• The task: Gather every line from the entries below that includes "title".

(Dataset rows for apps and sites)

++++++++

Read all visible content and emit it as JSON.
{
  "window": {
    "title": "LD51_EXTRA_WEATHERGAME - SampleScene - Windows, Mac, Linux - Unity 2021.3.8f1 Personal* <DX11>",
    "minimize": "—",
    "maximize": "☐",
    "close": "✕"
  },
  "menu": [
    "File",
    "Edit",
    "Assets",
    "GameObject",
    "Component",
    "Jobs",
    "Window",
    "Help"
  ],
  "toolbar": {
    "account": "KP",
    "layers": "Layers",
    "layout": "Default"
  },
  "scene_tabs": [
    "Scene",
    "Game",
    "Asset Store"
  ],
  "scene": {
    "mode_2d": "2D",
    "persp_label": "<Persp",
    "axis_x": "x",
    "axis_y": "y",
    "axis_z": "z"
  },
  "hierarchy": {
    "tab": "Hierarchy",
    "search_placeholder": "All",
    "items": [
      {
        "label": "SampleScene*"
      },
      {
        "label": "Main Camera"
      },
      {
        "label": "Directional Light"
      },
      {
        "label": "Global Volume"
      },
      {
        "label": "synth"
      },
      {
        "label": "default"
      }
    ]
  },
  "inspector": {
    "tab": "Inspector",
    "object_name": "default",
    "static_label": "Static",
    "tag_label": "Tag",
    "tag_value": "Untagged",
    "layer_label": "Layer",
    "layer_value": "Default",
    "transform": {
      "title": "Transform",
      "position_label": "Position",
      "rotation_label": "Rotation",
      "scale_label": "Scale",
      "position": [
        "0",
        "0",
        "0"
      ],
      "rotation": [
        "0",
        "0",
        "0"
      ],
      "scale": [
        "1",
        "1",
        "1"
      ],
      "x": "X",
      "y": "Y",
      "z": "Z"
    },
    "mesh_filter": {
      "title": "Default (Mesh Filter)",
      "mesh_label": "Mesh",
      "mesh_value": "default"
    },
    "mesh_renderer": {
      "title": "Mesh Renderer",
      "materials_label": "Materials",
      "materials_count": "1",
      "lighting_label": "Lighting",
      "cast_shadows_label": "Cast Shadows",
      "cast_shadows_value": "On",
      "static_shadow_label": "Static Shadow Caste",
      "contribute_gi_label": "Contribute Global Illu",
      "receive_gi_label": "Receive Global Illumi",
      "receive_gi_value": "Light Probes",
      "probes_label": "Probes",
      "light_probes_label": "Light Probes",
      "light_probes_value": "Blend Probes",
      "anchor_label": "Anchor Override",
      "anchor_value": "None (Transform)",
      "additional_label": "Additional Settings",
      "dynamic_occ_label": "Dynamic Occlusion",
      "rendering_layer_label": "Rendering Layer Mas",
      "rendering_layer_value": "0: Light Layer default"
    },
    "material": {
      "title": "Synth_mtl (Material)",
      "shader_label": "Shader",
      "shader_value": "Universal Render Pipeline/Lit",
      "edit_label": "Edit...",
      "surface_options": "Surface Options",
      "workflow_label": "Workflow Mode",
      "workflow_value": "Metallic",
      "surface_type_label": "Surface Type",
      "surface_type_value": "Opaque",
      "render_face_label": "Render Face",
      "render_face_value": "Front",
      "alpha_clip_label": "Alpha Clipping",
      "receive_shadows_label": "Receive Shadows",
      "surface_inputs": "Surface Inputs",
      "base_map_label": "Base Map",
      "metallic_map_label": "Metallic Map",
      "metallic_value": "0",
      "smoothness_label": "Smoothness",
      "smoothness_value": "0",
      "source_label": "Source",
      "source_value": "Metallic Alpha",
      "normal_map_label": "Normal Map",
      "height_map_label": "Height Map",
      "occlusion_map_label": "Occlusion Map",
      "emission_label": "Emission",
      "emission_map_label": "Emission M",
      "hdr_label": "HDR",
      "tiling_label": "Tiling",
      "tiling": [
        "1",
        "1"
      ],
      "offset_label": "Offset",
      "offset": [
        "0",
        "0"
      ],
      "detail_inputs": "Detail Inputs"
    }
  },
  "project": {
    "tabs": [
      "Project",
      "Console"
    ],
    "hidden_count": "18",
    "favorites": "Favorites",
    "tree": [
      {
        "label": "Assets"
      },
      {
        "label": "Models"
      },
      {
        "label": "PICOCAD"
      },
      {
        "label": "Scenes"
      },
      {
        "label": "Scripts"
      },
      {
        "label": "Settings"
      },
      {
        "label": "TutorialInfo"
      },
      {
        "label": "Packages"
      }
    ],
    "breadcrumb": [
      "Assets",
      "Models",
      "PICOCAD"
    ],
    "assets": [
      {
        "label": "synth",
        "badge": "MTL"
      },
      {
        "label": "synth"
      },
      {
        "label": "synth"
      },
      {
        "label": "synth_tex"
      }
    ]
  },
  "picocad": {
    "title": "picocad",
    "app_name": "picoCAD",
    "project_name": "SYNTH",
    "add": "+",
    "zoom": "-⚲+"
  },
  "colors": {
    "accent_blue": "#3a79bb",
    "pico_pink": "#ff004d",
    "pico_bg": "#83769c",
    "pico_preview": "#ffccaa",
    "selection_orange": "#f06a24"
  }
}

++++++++

• Answer for this exercise:
    "title": "LD51_EXTRA_WEATHERGAME - SampleScene - Windows, Mac, Linux - Unity 2021.3.8f1 Personal* <DX11>",
      "title": "Transform",
      "title": "Default (Mesh Filter)",
      "title": "Mesh Renderer",
      "title": "Synth_mtl (Material)",
    "title": "picocad",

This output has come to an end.